clock menu more-arrow no yes

Filed under:

In the future, we'll all be like my grandfather

New, 14 comments
Hack Week Badge

As part of Verge Hack Week, we've invited great minds from around Vox Media to contribute their thoughts on the future of everything — from food to fashion to the written word. In this installment, we welcome SBNation producer and host Dan Rubenstein.

As essentially impossible as it is to be completely encouraged about the future of media or technology, there may be nothing that drives my optimism and ability to (hopefully) put things in their proper perspective than my grandfather Ben, who passed away the better part of 20 years ago.

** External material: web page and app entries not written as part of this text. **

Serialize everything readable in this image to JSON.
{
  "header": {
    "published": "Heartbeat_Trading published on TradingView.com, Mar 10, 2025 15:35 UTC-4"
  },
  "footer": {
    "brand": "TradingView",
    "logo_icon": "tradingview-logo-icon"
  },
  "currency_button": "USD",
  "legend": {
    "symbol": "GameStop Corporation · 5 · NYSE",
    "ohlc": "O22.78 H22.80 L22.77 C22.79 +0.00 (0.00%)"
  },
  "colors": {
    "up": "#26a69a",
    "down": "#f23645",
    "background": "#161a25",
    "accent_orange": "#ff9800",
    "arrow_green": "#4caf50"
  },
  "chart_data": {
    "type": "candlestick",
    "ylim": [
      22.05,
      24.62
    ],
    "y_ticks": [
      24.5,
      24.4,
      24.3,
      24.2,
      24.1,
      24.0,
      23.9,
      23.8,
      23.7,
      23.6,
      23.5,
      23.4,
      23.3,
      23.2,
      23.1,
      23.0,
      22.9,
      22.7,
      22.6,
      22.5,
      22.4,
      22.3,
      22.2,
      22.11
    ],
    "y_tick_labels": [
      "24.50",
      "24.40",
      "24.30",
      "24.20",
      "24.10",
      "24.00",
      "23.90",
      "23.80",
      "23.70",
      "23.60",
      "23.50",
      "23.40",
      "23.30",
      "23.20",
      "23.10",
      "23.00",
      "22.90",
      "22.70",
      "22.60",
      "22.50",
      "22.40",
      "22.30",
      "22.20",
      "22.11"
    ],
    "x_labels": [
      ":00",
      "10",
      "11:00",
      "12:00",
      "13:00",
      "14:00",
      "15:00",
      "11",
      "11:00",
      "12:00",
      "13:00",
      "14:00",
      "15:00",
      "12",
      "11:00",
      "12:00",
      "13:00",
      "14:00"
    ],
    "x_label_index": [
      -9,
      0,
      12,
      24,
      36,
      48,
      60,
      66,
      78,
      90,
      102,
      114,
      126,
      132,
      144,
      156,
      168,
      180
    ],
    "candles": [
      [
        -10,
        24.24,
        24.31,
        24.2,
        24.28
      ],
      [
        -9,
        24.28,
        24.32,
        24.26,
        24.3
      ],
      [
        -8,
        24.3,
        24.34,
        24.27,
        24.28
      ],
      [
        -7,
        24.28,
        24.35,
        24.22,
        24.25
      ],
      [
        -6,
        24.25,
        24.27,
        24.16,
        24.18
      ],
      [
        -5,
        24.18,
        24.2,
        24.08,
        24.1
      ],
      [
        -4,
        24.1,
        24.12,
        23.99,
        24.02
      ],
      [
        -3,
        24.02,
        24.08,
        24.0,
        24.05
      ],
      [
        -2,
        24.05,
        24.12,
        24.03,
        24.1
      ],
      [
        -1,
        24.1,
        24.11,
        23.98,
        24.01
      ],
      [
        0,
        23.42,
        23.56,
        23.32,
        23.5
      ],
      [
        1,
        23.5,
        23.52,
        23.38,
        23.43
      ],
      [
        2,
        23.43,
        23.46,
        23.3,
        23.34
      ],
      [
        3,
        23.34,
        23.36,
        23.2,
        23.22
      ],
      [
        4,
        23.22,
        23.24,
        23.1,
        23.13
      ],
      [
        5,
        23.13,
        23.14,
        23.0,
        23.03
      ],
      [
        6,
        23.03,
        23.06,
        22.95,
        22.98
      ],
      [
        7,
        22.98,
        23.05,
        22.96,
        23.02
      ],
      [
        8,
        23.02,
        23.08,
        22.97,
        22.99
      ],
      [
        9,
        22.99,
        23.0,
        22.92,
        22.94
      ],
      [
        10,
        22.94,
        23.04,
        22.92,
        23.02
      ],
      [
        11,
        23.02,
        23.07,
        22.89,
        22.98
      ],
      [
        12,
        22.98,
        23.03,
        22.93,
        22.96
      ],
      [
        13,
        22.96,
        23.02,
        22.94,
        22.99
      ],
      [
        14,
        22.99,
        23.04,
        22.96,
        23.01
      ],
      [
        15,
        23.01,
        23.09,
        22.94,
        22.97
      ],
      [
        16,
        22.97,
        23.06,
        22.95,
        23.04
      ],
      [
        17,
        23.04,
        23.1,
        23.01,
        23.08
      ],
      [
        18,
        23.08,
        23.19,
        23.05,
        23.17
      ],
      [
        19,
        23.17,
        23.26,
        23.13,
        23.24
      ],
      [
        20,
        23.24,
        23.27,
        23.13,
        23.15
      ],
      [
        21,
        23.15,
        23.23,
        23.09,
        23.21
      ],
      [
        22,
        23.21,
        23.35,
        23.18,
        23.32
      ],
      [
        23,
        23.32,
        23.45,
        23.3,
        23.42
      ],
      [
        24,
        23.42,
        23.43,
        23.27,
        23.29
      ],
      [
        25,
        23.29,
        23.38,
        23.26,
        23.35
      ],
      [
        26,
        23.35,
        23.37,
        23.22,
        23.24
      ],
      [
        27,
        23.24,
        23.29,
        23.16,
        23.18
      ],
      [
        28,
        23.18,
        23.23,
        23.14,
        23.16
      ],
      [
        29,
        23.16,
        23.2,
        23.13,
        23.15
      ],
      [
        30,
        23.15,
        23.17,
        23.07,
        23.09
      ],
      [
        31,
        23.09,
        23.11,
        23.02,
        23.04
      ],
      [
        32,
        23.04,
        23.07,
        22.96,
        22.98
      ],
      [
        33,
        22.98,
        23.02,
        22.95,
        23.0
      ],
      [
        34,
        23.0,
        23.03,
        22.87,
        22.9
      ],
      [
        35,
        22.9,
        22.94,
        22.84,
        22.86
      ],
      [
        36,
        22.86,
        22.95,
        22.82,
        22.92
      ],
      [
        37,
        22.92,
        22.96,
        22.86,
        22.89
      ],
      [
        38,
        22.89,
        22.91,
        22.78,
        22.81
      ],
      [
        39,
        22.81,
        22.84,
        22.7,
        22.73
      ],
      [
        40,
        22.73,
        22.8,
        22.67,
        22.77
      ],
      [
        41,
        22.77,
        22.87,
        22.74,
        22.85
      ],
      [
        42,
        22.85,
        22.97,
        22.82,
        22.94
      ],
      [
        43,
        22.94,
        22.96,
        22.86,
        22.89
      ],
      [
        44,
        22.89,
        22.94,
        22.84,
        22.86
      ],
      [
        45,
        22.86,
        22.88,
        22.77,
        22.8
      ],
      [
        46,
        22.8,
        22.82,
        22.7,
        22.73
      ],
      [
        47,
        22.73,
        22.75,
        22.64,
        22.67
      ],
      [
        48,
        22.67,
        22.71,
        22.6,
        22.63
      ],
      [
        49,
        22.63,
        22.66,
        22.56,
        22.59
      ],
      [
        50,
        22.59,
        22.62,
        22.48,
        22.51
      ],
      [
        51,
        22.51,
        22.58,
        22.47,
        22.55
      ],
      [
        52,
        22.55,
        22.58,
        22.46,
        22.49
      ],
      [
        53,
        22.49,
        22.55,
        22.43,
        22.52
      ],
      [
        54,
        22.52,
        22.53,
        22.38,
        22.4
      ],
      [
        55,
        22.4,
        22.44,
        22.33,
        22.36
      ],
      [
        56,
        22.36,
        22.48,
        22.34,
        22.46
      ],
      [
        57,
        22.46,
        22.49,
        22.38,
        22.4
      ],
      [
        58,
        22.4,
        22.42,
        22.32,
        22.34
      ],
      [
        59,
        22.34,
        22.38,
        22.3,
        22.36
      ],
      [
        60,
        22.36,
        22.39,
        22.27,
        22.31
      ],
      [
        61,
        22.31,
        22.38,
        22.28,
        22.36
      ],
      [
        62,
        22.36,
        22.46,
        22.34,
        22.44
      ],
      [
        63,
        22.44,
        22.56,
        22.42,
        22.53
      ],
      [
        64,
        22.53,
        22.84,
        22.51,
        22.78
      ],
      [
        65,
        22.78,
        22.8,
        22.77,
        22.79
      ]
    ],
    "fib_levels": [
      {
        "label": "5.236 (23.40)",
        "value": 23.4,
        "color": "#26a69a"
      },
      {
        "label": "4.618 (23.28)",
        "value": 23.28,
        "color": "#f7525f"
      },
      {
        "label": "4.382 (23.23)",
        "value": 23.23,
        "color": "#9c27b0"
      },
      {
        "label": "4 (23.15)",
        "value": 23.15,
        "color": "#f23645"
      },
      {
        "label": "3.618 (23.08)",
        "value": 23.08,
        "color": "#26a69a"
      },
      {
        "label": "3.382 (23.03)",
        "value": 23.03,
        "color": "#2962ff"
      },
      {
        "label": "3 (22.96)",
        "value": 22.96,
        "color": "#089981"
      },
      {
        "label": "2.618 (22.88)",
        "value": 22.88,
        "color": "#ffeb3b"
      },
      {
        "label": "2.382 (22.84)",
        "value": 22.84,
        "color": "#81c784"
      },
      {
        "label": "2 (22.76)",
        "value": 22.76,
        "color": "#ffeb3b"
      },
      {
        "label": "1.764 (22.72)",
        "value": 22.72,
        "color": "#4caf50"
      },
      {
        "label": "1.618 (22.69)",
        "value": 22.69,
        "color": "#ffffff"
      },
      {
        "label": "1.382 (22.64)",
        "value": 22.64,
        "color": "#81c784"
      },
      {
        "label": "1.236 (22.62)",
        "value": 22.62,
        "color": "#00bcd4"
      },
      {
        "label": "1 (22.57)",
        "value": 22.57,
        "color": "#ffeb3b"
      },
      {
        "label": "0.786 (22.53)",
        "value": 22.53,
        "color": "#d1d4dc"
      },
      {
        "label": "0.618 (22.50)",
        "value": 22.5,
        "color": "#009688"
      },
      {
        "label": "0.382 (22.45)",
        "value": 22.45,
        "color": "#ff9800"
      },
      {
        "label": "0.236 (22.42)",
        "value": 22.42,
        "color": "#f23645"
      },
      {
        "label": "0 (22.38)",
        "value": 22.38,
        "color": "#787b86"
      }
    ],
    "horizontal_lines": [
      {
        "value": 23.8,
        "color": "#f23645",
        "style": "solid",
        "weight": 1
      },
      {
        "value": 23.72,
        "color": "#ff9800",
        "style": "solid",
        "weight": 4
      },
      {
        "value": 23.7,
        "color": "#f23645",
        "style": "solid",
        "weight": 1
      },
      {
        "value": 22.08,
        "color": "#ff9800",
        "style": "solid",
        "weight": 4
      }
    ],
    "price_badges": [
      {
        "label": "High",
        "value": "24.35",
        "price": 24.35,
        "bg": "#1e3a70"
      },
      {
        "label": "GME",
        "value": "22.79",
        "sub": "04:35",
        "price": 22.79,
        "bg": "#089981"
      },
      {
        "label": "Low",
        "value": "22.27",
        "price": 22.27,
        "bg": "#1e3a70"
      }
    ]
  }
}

His life spanned many, if not all of the huge cultural shifts of the 20th century, and he toed that fantastic old man line of being both in awe and skeptical of technology. What still stands out to me, though, is the degree to which he was blown away by how clear Arizona Wildcats basketball games were on my family’s relatively ordinary 32" CRT standard definition TV. This was the mid ‘90s, obviously well before consumer HD was even close to being a thing, and yet… BLOWN AWAY.

I’m not here to eulogize Grandpa Ben, though. I’m here because it’s impossible for me to look at what we now react to as normal or merely "cool," let alone things that are completely ridiculous (with two day shipping!), and not imagine him being completely transfixed, as if a UFO touched down in front of him and decided to broadcast indescribably clear college basketball holograms on his modest Tucson lawn.

Grandpa Rubenstein

We all loved each other, I swear, I just don't think anyone knew a photo was being taken.

So now, I think about how I’d begin to explain to him how I wander through life with a touchscreen wonder rectangle in my pocket. One that, in the past year, I’ve used to:

  • Wirelessly stream ANY SONG EVER to a small powerful speaker in my bathroom because god forbid I shower without listening to Third Eye Blind with above average clarity
  • Tweet out a clip of a game show I was on in 1992 and have the host of said game show, THE Marc Summers, immediately see it (I didn’t tag him) and start a conversation about the past 22 years of my life (they’ve been good)
  • Quickly arrange for a nearby car to pick me up during a four hour layover in Austin so that I could go eat superior breakfast tacos (I had Uber credit to spare, and c’mon, tacos).
  • Watch a random LIVE college football game (it actually really was an Arizona game) while waiting on an underground subway platform… out of boredom.

  • I know that there’s no possible way to begin an explanation that would even begin to make sense, but I sort of love that. All of the touchscreen wonder rectangles we have that make life so much easier and more convenient mean nothing without the people you either can or would love to share those awesome conveniences with.

    It won’t happen for a long, long time, but I can’t wait until the day that I’m blown away by something as normal as the future.